Researchers from the University of Buffalo recently presented a medical app that has the potential to diagnose autism in children as young as two by simply using a smartphone camera to track eye movement. Kun Woo Cho, an undergraduate computer science major and principal author of the study, and her research advisor, Wanyao Xu, recently presented the findings at the IEEE Wireless Health conference.
They showed that a multi-device app which uses photos and eye movement sensors could effectively detect autism. If this sounds familiar, Duke University has a similar app, Autism & Beyond which uses video stimulus and tracks facial movement via smartphones and tablets.
The UB study screened 32 children ages two to 10, half of whom were already diagnosed with autism. Using pictures of social scenes (ones with multiple people), the app monitored their eye movement while looking at the photos. The eye movement of the undiagnosed children was compared with those who were known to have autism. The team of researchers discovered that the children with autism had more erratic patterns when looking at the picture and found that they could accurately detect autism 93.96 percent of the time.

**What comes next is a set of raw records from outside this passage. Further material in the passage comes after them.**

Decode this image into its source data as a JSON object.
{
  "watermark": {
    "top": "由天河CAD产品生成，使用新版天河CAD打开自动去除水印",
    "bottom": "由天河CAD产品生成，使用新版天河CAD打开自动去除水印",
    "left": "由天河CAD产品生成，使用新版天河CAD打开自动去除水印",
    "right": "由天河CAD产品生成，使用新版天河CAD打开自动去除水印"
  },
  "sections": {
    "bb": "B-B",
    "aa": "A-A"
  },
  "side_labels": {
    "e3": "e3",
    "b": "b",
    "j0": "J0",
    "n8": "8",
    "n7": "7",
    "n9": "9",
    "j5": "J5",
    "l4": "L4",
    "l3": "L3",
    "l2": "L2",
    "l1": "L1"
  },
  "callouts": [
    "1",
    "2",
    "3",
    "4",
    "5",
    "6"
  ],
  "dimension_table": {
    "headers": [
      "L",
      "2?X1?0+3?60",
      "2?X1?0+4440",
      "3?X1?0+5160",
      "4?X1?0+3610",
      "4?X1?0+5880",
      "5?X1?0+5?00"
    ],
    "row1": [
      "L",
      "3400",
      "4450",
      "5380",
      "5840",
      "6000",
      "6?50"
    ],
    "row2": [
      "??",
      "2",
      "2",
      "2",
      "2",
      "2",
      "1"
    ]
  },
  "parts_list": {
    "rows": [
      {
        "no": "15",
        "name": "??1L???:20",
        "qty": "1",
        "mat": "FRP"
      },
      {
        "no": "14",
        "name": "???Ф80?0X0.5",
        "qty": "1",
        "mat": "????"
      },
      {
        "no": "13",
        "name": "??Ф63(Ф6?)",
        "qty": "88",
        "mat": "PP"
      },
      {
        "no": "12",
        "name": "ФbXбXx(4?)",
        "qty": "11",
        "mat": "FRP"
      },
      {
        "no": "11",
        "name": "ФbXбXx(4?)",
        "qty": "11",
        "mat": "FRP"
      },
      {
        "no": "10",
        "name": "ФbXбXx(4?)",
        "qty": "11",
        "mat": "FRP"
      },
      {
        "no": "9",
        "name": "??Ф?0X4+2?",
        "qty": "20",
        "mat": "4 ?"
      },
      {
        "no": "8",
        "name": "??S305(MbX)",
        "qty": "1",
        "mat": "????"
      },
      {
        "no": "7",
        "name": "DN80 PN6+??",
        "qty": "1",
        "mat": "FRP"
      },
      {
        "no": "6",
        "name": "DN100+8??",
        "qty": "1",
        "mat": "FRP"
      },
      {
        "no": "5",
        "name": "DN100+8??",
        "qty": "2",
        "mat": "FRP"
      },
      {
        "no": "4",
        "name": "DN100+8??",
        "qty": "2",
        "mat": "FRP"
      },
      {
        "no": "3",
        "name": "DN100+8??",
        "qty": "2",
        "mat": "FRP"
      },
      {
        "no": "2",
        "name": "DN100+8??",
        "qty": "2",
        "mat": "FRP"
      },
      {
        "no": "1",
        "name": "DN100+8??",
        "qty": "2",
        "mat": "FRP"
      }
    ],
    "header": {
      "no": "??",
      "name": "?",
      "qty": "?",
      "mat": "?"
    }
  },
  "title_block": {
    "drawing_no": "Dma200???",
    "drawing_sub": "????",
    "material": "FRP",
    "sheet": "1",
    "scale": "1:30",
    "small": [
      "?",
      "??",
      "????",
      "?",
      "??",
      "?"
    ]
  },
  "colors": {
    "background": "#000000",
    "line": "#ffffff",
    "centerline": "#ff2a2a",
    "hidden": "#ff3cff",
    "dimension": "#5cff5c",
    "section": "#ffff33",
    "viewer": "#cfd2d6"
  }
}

The researchers state in 54 seconds, a child could be diagnosed without any intrusive tests needing to be done. Speed is important for kids with a short attention span. The Duke app, for example, makes users watch a 20 minute video — however, their medical app is a ResearchKit app and being used in a study.
The study included 32 children ranging in age from 2 to 10. Half of the children had been previously diagnosed with autism while the other half did not. The study, while small, is promising and researchers are planning another study with up to 400 subjects. Others in autism care may think that developing a medical app to diagnose autism may be moot.
Dr Judith Brown, head of knowledge and expertise at the National Autistic Society told WIRED that parents should be cautious about using an app such as this without large-scale research — feeling that a medical app that could accurately diagnose autism is extremely unlikely due to the condition being so varied. More importantly, the study has not been peer reviewed and published in a medical journal yet.
Those involved with the study have hope because the mobile technology has potential to cross cultural differences, language boundaries and physical location. As Michelle Hartley-McAndrew, MD, a co-author of the study, stated, “Everyone has a cellphone.”
Source: University of Buffalo